CYCLING THE ICEFIELDS PARKWAY
DAY 5: Sunday, August 18, 2002 LAKE LOUISE TO RAMPART CREEK

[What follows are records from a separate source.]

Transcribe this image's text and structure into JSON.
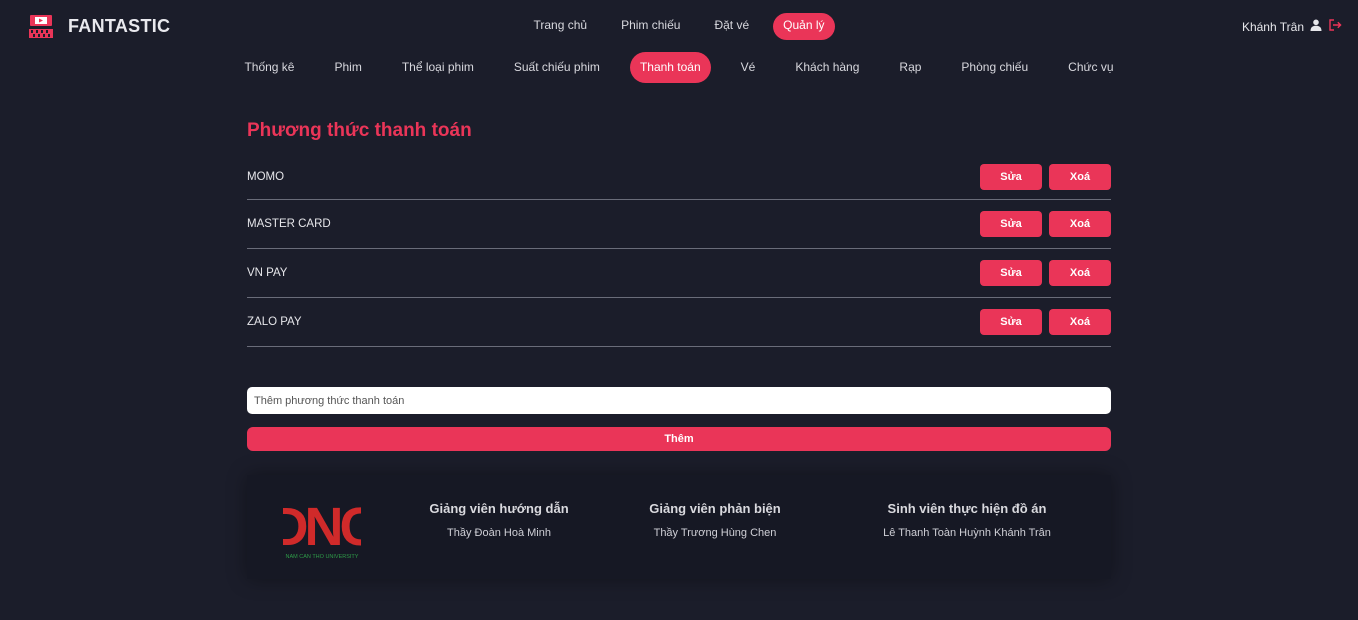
{
  "header": {
    "brand": "FANTASTIC",
    "nav": [
      {
        "label": "Trang chủ"
      },
      {
        "label": "Phim chiếu"
      },
      {
        "label": "Đặt vé"
      },
      {
        "label": "Quản lý",
        "active": true
      }
    ],
    "user_name": "Khánh Trân"
  },
  "subnav": [
    {
      "label": "Thống kê"
    },
    {
      "label": "Phim"
    },
    {
      "label": "Thể loại phim"
    },
    {
      "label": "Suất chiếu phim"
    },
    {
      "label": "Thanh toán",
      "active": true
    },
    {
      "label": "Vé"
    },
    {
      "label": "Khách hàng"
    },
    {
      "label": "Rạp"
    },
    {
      "label": "Phòng chiếu"
    },
    {
      "label": "Chức vụ"
    }
  ],
  "main": {
    "title": "Phương thức thanh toán",
    "edit_label": "Sửa",
    "delete_label": "Xoá",
    "methods": [
      {
        "name": "MOMO"
      },
      {
        "name": "MASTER CARD"
      },
      {
        "name": "VN PAY"
      },
      {
        "name": "ZALO PAY"
      }
    ],
    "add_placeholder": "Thêm phương thức thanh toán",
    "add_button": "Thêm"
  },
  "footer": {
    "logo_text": "DNC",
    "logo_subtext": "NAM CAN THO UNIVERSITY",
    "columns": [
      {
        "heading": "Giảng viên hướng dẫn",
        "value": "Thầy Đoàn Hoà Minh"
      },
      {
        "heading": "Giảng viên phản biện",
        "value": "Thầy Trương Hùng Chen"
      },
      {
        "heading": "Sinh viên thực hiện đồ án",
        "value": "Lê Thanh Toàn Huỳnh Khánh Trân"
      }
    ]
  },
  "colors": {
    "accent": "#ea3558",
    "background": "#1b1d2a",
    "footer": "#161824",
    "logo_red": "#d02a2a",
    "logo_green": "#2e9b48"
  }
}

|Originally, when we had tried to book Rampart Creek in March, they did not have three beds available, so we booked ourselves into the Hilda Creek Hostel, very close to the summit of Sunwapta Pass, and about 125 km from Lake Louise a big ride in one day considering all the climbing involved! Around mid-April, Hilda Creek Hostel had a fire, and two of the four buildings were burnt. Subsequently, we were rebooked, into Rampart Creek. We left Lake Louise at 8:00 a.m., but Tom soon discovered that his front rack had a sheared bolt. This was probably a result of the previous days ride where the tie had wrapped itself around the wheel rim. Tom rode back into town to seek out a repair. Paul and I waited about an hour before Tom arrived from the bike store with a new bolt attached to the rack. The ride continued. About 34 kilometres out of Lake Louise, we stopped for lunch on the shore of Bow Lake, the source of the Bow River. The restaurant was the Num-Ti-Jah Lodge. The following description of the lake is taken from their web site: "Num-Ti-Jah Lodge overlooks one of the most dramatic scenes in the Canadian Rockies. Out of Bow Lake the mountains rise steep and rugged. The blue ice of Crowfoot Glacier hangs suspended over the turquoise water. To the west, the craggy peaks of the Great Divide tower over Bow Glacier." Lunch was buffet style. We needed this fuel to get us over the upcoming Bow Pass. Bow Pass was not as difficult as we had feared. It was long, but the climb was not steep at all at least in the direction we were heading! From Lake Louise, at roughly 5000 above sea level, Bow Pass tops out at 6785 feet. However, there are sever plateaux along the way. The steepest part of the pass climbs about 800 feet in only six kilometres. It is all downhill after the pass. I left Paul and Tom behind on the downward portion of the pass. Riding downhill is my forté! Highway 93 generally follows river valleys. On the north side of Bow Pass we follow along the Mistaya River. The Mistaya eventually joins with the Saskatchewan River. At Saskatchewan River Crossing, where we had agreed to stop for lunch, I waited for the rest of the gang to arrive. After fifteen minutes, I can see the whites of Toms eyes coming up the slight hill into the restaurant. After a quick snack, and drink, we departed once again for Rampart Creek, only 12 kilometres away.We arrived at the quaint hostel of Rampart Creek around 4:30 p.m. Rampart Creek was virtually deserted at this time. Only the manager and one other cyclist from Calgary were present. We took advantage of this quiet time to "case out" the joint and surrounding area. Rampart Creek Hostel consisted of two accommodation cabins, one food preparation cabin, the managers cabin, a wood fired sauna, and a very comfortable outhouse located at the entrance to the hostel. Rampart Creek Hostel was nestled beside a creek with fast flowing glacial water, and high cliff walls around the creek ample space for nice hiking. Today, we covered 79 km in 4 hours, and thirty-four minutes of cycling, for an average speed of 20.9 kph. I achieved the respectable speed of 79 kph in one downhill stretch of the Bow Pass.Around the supper hour more people started to arrive, with a tour group consisting of about 10 people, mostly from Australia, New Zealand, Germany and France. We checked to see if our food had arrived, and were pleasantly surprised that it had. We enjoyed bowls of soup, and bread.That evening, Paul and I took advantage of the wood burning sauna, completed by a dip in the cool mountain stream running behind the sauna. Make that "cold" mountain stream! I believe it was Pauls first experience with a sauna, and predictably, he was the first to venture into the stream. I say "predictably," because Paul was sitting right beside the fireplace. The so called "hot seat!" Paul did not return after this cold foray. Mary, from New Zealand was next, followed by a Korean "team" of three people.